ASSIGNED TASK.
Gather each line of the records where "JSON" appears.

----

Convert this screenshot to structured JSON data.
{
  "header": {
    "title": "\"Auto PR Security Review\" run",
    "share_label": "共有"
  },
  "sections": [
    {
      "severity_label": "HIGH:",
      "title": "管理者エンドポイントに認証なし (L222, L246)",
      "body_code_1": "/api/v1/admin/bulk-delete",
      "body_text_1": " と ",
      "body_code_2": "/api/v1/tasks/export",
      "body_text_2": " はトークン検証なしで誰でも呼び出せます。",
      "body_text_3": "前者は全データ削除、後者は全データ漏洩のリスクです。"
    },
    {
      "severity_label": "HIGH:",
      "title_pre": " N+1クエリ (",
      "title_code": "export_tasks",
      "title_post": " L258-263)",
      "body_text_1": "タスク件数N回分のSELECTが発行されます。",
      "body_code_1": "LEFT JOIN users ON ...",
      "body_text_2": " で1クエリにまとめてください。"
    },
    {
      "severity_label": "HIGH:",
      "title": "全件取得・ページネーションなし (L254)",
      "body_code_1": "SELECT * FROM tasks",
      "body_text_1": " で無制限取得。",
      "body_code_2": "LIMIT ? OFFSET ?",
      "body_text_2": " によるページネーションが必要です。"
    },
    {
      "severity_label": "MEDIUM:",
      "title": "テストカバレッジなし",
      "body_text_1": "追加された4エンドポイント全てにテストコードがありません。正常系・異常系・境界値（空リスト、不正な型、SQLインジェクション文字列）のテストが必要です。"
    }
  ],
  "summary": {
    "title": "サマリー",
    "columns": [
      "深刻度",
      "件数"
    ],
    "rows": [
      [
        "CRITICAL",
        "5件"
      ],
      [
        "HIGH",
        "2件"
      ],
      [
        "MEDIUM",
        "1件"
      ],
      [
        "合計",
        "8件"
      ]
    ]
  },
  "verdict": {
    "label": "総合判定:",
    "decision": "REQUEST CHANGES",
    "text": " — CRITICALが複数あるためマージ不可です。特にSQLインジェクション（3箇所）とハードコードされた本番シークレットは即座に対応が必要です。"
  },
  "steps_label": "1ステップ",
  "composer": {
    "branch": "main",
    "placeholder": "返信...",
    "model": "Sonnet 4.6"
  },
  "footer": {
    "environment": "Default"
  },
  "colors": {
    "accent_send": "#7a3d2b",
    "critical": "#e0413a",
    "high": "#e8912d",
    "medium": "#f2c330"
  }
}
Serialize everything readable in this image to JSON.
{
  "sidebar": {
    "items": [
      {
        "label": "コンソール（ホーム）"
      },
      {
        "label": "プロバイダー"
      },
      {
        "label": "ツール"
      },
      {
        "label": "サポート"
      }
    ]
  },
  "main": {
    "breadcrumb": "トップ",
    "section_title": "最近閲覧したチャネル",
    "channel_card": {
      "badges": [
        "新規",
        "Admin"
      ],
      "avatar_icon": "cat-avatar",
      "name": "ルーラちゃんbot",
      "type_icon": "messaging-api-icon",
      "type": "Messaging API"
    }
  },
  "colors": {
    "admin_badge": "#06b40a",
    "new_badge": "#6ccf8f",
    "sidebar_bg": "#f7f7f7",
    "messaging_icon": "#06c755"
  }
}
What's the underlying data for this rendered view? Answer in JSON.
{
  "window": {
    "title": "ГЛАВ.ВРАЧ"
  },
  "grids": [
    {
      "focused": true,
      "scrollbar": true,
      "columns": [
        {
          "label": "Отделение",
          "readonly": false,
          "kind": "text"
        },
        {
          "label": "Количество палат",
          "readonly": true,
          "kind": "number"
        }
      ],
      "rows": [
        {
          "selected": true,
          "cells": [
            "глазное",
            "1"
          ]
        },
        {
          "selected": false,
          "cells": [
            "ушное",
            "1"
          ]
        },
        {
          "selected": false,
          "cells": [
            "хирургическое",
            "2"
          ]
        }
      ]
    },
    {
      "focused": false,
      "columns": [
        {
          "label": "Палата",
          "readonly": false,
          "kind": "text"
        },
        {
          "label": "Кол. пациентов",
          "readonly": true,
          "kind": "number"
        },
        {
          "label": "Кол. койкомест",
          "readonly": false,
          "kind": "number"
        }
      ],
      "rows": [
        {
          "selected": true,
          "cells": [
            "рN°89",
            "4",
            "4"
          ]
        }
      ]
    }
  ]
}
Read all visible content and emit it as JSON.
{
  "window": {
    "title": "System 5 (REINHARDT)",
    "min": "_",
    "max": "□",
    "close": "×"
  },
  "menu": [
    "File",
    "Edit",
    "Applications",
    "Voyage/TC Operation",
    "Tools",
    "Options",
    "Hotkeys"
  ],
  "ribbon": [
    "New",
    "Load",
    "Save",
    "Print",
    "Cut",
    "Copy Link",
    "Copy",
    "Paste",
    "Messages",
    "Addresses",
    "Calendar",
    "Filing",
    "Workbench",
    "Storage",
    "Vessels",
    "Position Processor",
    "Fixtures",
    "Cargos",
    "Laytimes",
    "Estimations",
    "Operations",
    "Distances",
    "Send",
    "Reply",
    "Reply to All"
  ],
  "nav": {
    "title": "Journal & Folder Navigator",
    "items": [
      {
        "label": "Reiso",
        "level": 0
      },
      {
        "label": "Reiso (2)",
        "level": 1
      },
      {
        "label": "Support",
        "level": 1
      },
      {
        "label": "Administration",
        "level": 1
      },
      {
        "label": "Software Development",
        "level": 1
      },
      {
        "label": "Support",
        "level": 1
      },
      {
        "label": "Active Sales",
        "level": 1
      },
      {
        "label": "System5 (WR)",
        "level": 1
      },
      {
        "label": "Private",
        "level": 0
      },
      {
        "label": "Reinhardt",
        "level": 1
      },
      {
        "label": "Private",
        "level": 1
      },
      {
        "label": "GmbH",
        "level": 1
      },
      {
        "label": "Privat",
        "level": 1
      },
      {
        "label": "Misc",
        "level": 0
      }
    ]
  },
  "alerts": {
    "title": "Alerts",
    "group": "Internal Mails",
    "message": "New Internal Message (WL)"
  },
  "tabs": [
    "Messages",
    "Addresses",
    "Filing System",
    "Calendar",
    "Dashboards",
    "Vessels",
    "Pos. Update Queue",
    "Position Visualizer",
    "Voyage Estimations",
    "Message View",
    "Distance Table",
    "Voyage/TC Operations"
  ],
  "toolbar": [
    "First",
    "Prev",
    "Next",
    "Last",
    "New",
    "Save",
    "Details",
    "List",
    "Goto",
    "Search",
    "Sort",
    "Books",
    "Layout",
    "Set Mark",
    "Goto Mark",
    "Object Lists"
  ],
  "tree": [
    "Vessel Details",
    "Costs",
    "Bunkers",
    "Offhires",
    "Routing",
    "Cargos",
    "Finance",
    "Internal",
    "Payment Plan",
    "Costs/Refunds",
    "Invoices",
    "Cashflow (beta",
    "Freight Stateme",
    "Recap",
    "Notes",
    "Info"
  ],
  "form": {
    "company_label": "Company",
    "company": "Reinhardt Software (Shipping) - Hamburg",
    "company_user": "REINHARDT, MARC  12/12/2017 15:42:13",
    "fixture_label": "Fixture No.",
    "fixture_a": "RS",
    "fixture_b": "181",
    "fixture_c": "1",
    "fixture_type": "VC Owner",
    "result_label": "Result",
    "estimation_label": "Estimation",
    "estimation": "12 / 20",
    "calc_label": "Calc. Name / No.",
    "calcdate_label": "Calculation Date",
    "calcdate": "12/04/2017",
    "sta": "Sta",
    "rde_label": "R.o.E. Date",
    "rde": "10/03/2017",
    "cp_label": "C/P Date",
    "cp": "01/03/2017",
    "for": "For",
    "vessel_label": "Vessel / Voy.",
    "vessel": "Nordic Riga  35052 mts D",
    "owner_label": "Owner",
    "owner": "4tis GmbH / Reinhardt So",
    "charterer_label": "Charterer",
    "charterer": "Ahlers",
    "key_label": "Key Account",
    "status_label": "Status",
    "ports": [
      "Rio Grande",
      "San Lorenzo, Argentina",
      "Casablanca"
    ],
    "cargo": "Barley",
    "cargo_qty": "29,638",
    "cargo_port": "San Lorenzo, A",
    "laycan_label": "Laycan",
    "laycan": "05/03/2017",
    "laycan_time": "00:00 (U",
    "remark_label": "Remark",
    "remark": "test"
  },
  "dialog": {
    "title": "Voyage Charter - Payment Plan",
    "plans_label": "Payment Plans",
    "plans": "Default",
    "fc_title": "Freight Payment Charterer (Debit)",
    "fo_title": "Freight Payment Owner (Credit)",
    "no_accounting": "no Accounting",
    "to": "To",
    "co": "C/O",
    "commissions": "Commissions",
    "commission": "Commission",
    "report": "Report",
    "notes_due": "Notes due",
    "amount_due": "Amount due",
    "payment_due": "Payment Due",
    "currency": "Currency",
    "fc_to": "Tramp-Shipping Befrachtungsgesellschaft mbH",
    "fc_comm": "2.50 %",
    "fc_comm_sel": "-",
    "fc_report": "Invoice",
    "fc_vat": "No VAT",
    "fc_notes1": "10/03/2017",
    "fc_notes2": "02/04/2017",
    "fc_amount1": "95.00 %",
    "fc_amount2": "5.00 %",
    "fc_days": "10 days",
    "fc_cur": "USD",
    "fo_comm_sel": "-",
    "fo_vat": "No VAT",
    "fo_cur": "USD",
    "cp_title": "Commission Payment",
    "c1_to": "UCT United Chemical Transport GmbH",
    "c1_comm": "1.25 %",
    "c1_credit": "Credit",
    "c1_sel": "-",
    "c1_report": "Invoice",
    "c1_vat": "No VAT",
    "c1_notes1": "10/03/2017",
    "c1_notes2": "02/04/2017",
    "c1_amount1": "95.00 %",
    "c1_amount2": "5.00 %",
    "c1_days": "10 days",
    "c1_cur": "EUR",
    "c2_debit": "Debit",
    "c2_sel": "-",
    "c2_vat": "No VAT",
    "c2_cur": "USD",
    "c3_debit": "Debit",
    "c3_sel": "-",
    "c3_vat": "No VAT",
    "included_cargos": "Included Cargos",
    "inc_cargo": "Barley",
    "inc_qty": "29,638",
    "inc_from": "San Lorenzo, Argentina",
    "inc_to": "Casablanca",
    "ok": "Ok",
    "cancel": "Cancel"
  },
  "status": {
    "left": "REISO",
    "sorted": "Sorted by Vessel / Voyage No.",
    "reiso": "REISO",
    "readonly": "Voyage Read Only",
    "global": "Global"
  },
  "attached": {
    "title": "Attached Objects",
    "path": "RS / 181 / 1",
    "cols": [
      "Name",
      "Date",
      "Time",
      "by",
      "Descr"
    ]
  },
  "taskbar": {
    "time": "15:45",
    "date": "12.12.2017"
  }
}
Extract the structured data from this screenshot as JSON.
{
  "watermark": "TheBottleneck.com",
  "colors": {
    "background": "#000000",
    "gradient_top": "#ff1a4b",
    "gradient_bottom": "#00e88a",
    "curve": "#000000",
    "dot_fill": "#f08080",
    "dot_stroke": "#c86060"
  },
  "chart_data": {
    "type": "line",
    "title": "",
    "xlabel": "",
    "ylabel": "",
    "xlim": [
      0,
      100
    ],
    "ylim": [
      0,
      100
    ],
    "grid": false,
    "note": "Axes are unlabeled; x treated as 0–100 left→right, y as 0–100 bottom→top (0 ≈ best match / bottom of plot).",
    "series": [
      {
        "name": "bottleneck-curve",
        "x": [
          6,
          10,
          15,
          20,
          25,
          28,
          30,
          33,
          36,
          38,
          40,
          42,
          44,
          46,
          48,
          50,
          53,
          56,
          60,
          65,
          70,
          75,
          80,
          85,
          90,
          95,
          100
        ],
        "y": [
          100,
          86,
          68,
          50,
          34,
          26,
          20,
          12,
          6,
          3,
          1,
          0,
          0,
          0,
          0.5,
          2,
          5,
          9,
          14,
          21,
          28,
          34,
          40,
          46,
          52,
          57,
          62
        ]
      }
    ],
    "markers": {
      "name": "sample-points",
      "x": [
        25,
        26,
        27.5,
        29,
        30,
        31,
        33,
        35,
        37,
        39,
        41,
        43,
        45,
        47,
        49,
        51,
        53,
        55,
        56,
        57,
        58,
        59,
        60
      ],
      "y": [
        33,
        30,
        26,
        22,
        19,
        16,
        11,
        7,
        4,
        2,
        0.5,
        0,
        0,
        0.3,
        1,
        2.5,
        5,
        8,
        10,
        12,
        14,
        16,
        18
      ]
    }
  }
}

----

SOLUTION BELOW.
Convert this screenshot to structured JSON data.
Serialize everything readable in this image to JSON.
What's the underlying data for this rendered view? Answer in JSON.
Read all visible content and emit it as JSON.
Extract the structured data from this screenshot as JSON.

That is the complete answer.